§ **WHAT YOU ARE ASKED TO DO**: Work out how many lines in the data that follows contain "JSON". Write nothing but the number.

§ **DATA FOR THE TASK**:
- - -

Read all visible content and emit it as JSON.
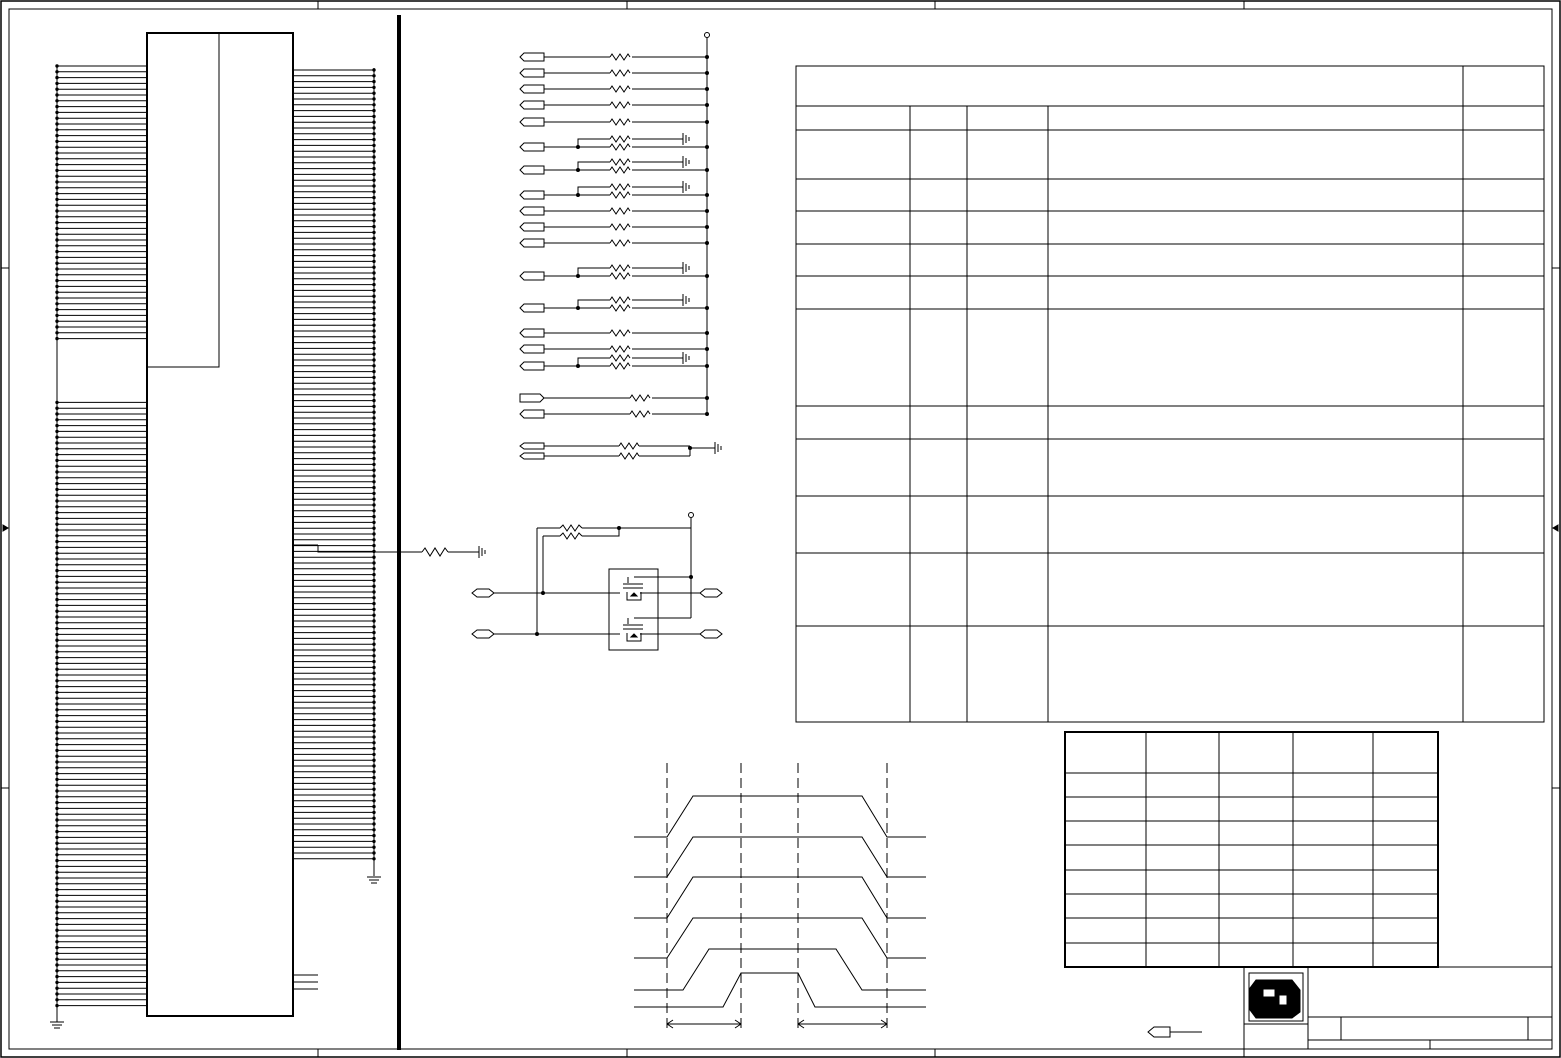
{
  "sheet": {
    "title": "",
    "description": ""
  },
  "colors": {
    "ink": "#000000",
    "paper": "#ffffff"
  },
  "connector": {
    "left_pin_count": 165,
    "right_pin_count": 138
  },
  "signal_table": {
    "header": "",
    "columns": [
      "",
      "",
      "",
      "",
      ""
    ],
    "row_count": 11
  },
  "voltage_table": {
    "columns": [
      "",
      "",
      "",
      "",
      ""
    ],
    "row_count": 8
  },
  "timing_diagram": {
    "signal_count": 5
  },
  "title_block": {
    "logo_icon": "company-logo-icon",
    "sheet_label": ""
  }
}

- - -

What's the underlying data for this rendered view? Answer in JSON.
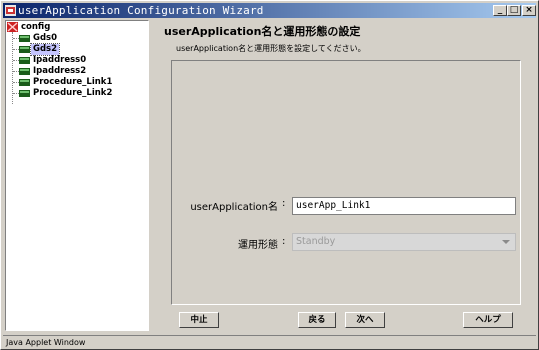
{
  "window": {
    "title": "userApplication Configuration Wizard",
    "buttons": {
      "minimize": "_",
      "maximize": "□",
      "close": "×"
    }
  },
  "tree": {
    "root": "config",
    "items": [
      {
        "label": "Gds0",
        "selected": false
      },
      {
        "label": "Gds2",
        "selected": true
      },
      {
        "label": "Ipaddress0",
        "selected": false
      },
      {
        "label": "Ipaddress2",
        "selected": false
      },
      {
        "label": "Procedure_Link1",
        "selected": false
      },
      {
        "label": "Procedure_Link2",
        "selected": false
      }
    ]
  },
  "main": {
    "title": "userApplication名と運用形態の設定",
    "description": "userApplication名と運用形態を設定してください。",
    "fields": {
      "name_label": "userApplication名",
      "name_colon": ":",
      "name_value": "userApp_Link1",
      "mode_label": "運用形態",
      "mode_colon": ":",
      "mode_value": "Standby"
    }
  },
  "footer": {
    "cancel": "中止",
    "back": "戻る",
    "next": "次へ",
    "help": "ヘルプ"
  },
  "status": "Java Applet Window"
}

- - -

§ **RESULT FOR THIS TASK**: 2